Data Block Start
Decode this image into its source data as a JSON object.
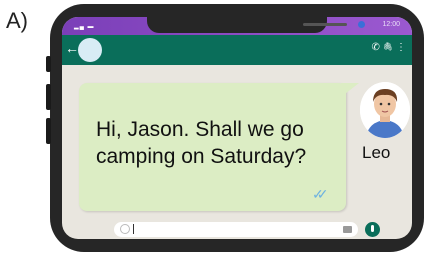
{
  "figure_label": "A)",
  "status_bar": {
    "time": "12:00",
    "signal": "▂▄ ▬"
  },
  "chat": {
    "message": "Hi, Jason. Shall we go camping on Saturday?",
    "sender_name": "Leo",
    "read_receipt": "✓✓"
  },
  "app_bar_icons": {
    "call": "✆",
    "attach": "🖇",
    "menu": "⋮"
  },
  "icons": [
    "back-arrow-icon",
    "avatar-icon",
    "call-icon",
    "attach-icon",
    "menu-icon",
    "emoji-icon",
    "camera-icon",
    "mic-icon"
  ],
  "colors": {
    "app_bar": "#0a6e5a",
    "bubble": "#dcedc4",
    "status_bar": "#8a4cc4",
    "chat_bg": "#e9e6df"
  }
}
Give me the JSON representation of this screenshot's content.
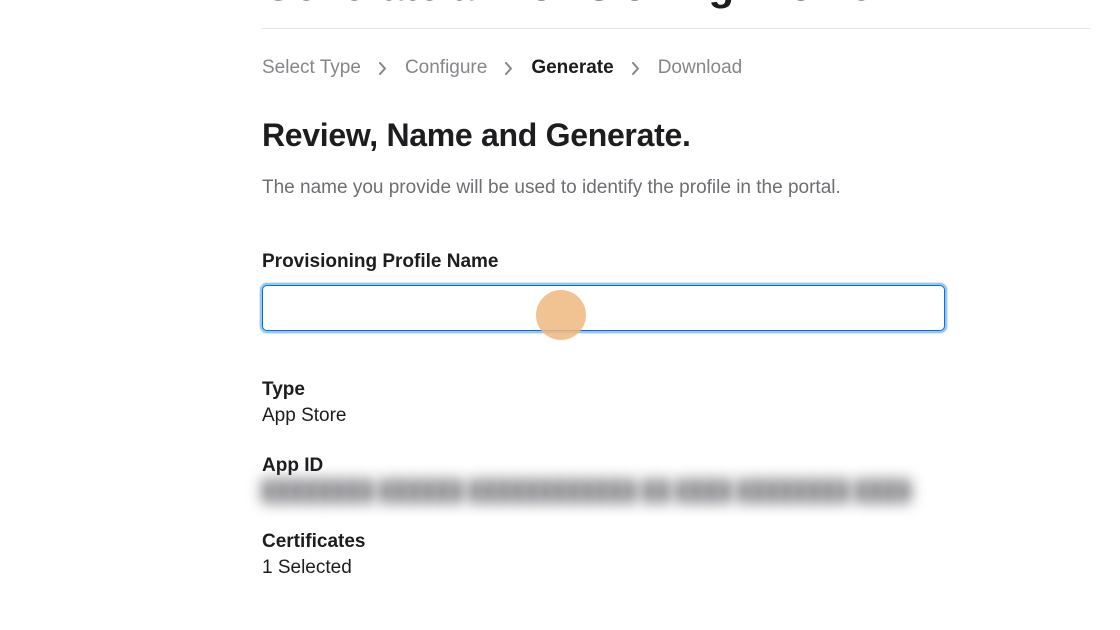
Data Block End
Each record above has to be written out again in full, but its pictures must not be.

Decode this image into its source data as a JSON object.
{
  "figure_label": "A)",
  "status_bar": {
    "time": "12:00",
    "signal": "▂▄ ▬"
  },
  "chat": {
    "message": "Hi, Jason. Shall we go camping on Saturday?",
    "sender_name": "Leo",
    "read_receipt": "✓✓"
  },
  "app_bar_icons": {
    "call": "✆",
    "attach": "🖇",
    "menu": "⋮"
  },
  "icons": [
    "back-arrow-icon",
    "avatar-icon",
    "call-icon",
    "attach-icon",
    "menu-icon",
    "emoji-icon",
    "camera-icon",
    "mic-icon"
  ],
  "colors": {
    "app_bar": "#0a6e5a",
    "bubble": "#dcedc4",
    "status_bar": "#8a4cc4",
    "chat_bg": "#e9e6df"
  }
}
Give me the JSON representation of this screenshot's content.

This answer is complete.